RECORDS TO PROCESS:
§
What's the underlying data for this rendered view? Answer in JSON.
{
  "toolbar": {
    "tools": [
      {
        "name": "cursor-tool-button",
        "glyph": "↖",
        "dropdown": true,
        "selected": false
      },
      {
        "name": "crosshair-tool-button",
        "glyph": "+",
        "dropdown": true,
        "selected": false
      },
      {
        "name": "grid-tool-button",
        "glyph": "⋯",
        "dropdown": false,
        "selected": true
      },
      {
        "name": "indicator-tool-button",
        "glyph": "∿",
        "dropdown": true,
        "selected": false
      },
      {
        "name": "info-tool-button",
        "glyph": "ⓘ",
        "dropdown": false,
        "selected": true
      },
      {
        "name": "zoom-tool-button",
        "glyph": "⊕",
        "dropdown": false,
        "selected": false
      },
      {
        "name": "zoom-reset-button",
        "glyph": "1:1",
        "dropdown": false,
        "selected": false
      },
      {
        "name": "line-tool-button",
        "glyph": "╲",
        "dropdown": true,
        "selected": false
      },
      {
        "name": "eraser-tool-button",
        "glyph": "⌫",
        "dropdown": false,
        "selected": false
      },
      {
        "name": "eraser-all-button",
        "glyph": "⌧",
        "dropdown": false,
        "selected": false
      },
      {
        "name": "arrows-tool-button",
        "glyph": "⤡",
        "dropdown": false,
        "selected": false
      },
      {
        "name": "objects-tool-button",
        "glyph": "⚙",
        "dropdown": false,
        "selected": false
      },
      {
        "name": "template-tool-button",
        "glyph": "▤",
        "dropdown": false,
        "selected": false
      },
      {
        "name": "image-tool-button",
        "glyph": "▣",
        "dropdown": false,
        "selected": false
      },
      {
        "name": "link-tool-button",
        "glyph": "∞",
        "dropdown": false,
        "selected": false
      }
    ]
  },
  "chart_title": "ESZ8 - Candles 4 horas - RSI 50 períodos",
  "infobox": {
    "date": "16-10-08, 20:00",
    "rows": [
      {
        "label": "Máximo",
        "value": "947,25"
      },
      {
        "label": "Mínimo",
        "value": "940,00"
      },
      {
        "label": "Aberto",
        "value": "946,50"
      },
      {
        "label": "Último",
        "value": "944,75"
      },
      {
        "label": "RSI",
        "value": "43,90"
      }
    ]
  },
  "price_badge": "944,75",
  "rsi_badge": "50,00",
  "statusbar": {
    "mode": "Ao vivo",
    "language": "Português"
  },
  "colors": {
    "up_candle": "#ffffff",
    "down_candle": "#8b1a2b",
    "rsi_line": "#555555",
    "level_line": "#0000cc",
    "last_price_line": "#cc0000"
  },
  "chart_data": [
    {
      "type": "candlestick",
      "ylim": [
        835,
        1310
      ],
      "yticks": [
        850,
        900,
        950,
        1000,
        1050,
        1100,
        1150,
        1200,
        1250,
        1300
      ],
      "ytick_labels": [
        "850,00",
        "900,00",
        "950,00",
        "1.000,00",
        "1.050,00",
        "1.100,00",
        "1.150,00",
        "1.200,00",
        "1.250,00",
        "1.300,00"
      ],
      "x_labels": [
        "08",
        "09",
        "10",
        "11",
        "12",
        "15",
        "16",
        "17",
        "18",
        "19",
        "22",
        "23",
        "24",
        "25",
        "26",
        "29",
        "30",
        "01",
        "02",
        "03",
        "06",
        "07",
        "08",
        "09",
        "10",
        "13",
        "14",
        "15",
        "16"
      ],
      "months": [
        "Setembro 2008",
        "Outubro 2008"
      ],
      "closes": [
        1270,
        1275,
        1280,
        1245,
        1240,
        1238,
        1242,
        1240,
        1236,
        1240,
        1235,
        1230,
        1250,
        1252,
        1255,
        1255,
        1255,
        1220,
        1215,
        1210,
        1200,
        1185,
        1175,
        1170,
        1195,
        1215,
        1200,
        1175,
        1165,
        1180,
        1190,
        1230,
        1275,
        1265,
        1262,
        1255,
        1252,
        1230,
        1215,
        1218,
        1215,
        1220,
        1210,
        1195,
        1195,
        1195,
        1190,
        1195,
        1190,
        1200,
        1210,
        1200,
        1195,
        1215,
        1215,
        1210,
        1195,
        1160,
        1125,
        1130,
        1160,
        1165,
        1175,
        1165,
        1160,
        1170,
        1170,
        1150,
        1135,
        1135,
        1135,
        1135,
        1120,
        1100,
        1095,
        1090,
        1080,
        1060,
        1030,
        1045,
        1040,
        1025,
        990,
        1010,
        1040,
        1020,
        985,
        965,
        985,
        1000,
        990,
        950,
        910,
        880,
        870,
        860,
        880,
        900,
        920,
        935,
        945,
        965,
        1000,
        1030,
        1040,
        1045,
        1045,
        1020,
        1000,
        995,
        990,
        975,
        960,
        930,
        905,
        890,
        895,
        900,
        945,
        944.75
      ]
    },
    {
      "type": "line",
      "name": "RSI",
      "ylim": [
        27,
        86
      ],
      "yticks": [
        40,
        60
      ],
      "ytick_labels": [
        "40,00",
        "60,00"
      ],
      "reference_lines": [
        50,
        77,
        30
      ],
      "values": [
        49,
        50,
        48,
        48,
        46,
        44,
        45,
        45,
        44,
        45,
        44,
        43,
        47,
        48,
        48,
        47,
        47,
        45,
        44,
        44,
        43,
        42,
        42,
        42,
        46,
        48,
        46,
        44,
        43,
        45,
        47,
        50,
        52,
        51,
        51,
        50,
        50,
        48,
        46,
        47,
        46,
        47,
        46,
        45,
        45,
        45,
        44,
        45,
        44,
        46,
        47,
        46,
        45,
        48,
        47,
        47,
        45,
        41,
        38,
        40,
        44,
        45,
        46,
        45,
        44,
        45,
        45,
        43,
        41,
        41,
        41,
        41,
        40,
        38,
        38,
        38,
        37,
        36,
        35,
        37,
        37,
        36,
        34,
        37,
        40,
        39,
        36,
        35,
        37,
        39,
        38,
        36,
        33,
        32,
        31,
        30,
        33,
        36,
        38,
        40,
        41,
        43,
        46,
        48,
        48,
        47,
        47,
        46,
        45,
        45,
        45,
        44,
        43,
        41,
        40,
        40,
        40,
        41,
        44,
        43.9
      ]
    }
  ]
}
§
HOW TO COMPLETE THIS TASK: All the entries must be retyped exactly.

FINAL ANSWER:
What's the underlying data for this rendered view? Answer in JSON.
{
  "toolbar": {
    "tools": [
      {
        "name": "cursor-tool-button",
        "glyph": "↖",
        "dropdown": true,
        "selected": false
      },
      {
        "name": "crosshair-tool-button",
        "glyph": "+",
        "dropdown": true,
        "selected": false
      },
      {
        "name": "grid-tool-button",
        "glyph": "⋯",
        "dropdown": false,
        "selected": true
      },
      {
        "name": "indicator-tool-button",
        "glyph": "∿",
        "dropdown": true,
        "selected": false
      },
      {
        "name": "info-tool-button",
        "glyph": "ⓘ",
        "dropdown": false,
        "selected": true
      },
      {
        "name": "zoom-tool-button",
        "glyph": "⊕",
        "dropdown": false,
        "selected": false
      },
      {
        "name": "zoom-reset-button",
        "glyph": "1:1",
        "dropdown": false,
        "selected": false
      },
      {
        "name": "line-tool-button",
        "glyph": "╲",
        "dropdown": true,
        "selected": false
      },
      {
        "name": "eraser-tool-button",
        "glyph": "⌫",
        "dropdown": false,
        "selected": false
      },
      {
        "name": "eraser-all-button",
        "glyph": "⌧",
        "dropdown": false,
        "selected": false
      },
      {
        "name": "arrows-tool-button",
        "glyph": "⤡",
        "dropdown": false,
        "selected": false
      },
      {
        "name": "objects-tool-button",
        "glyph": "⚙",
        "dropdown": false,
        "selected": false
      },
      {
        "name": "template-tool-button",
        "glyph": "▤",
        "dropdown": false,
        "selected": false
      },
      {
        "name": "image-tool-button",
        "glyph": "▣",
        "dropdown": false,
        "selected": false
      },
      {
        "name": "link-tool-button",
        "glyph": "∞",
        "dropdown": false,
        "selected": false
      }
    ]
  },
  "chart_title": "ESZ8 - Candles 4 horas - RSI 50 períodos",
  "infobox": {
    "date": "16-10-08, 20:00",
    "rows": [
      {
        "label": "Máximo",
        "value": "947,25"
      },
      {
        "label": "Mínimo",
        "value": "940,00"
      },
      {
        "label": "Aberto",
        "value": "946,50"
      },
      {
        "label": "Último",
        "value": "944,75"
      },
      {
        "label": "RSI",
        "value": "43,90"
      }
    ]
  },
  "price_badge": "944,75",
  "rsi_badge": "50,00",
  "statusbar": {
    "mode": "Ao vivo",
    "language": "Português"
  },
  "colors": {
    "up_candle": "#ffffff",
    "down_candle": "#8b1a2b",
    "rsi_line": "#555555",
    "level_line": "#0000cc",
    "last_price_line": "#cc0000"
  },
  "chart_data": [
    {
      "type": "candlestick",
      "ylim": [
        835,
        1310
      ],
      "yticks": [
        850,
        900,
        950,
        1000,
        1050,
        1100,
        1150,
        1200,
        1250,
        1300
      ],
      "ytick_labels": [
        "850,00",
        "900,00",
        "950,00",
        "1.000,00",
        "1.050,00",
        "1.100,00",
        "1.150,00",
        "1.200,00",
        "1.250,00",
        "1.300,00"
      ],
      "x_labels": [
        "08",
        "09",
        "10",
        "11",
        "12",
        "15",
        "16",
        "17",
        "18",
        "19",
        "22",
        "23",
        "24",
        "25",
        "26",
        "29",
        "30",
        "01",
        "02",
        "03",
        "06",
        "07",
        "08",
        "09",
        "10",
        "13",
        "14",
        "15",
        "16"
      ],
      "months": [
        "Setembro 2008",
        "Outubro 2008"
      ],
      "closes": [
        1270,
        1275,
        1280,
        1245,
        1240,
        1238,
        1242,
        1240,
        1236,
        1240,
        1235,
        1230,
        1250,
        1252,
        1255,
        1255,
        1255,
        1220,
        1215,
        1210,
        1200,
        1185,
        1175,
        1170,
        1195,
        1215,
        1200,
        1175,
        1165,
        1180,
        1190,
        1230,
        1275,
        1265,
        1262,
        1255,
        1252,
        1230,
        1215,
        1218,
        1215,
        1220,
        1210,
        1195,
        1195,
        1195,
        1190,
        1195,
        1190,
        1200,
        1210,
        1200,
        1195,
        1215,
        1215,
        1210,
        1195,
        1160,
        1125,
        1130,
        1160,
        1165,
        1175,
        1165,
        1160,
        1170,
        1170,
        1150,
        1135,
        1135,
        1135,
        1135,
        1120,
        1100,
        1095,
        1090,
        1080,
        1060,
        1030,
        1045,
        1040,
        1025,
        990,
        1010,
        1040,
        1020,
        985,
        965,
        985,
        1000,
        990,
        950,
        910,
        880,
        870,
        860,
        880,
        900,
        920,
        935,
        945,
        965,
        1000,
        1030,
        1040,
        1045,
        1045,
        1020,
        1000,
        995,
        990,
        975,
        960,
        930,
        905,
        890,
        895,
        900,
        945,
        944.75
      ]
    },
    {
      "type": "line",
      "name": "RSI",
      "ylim": [
        27,
        86
      ],
      "yticks": [
        40,
        60
      ],
      "ytick_labels": [
        "40,00",
        "60,00"
      ],
      "reference_lines": [
        50,
        77,
        30
      ],
      "values": [
        49,
        50,
        48,
        48,
        46,
        44,
        45,
        45,
        44,
        45,
        44,
        43,
        47,
        48,
        48,
        47,
        47,
        45,
        44,
        44,
        43,
        42,
        42,
        42,
        46,
        48,
        46,
        44,
        43,
        45,
        47,
        50,
        52,
        51,
        51,
        50,
        50,
        48,
        46,
        47,
        46,
        47,
        46,
        45,
        45,
        45,
        44,
        45,
        44,
        46,
        47,
        46,
        45,
        48,
        47,
        47,
        45,
        41,
        38,
        40,
        44,
        45,
        46,
        45,
        44,
        45,
        45,
        43,
        41,
        41,
        41,
        41,
        40,
        38,
        38,
        38,
        37,
        36,
        35,
        37,
        37,
        36,
        34,
        37,
        40,
        39,
        36,
        35,
        37,
        39,
        38,
        36,
        33,
        32,
        31,
        30,
        33,
        36,
        38,
        40,
        41,
        43,
        46,
        48,
        48,
        47,
        47,
        46,
        45,
        45,
        45,
        44,
        43,
        41,
        40,
        40,
        40,
        41,
        44,
        43.9
      ]
    }
  ]
}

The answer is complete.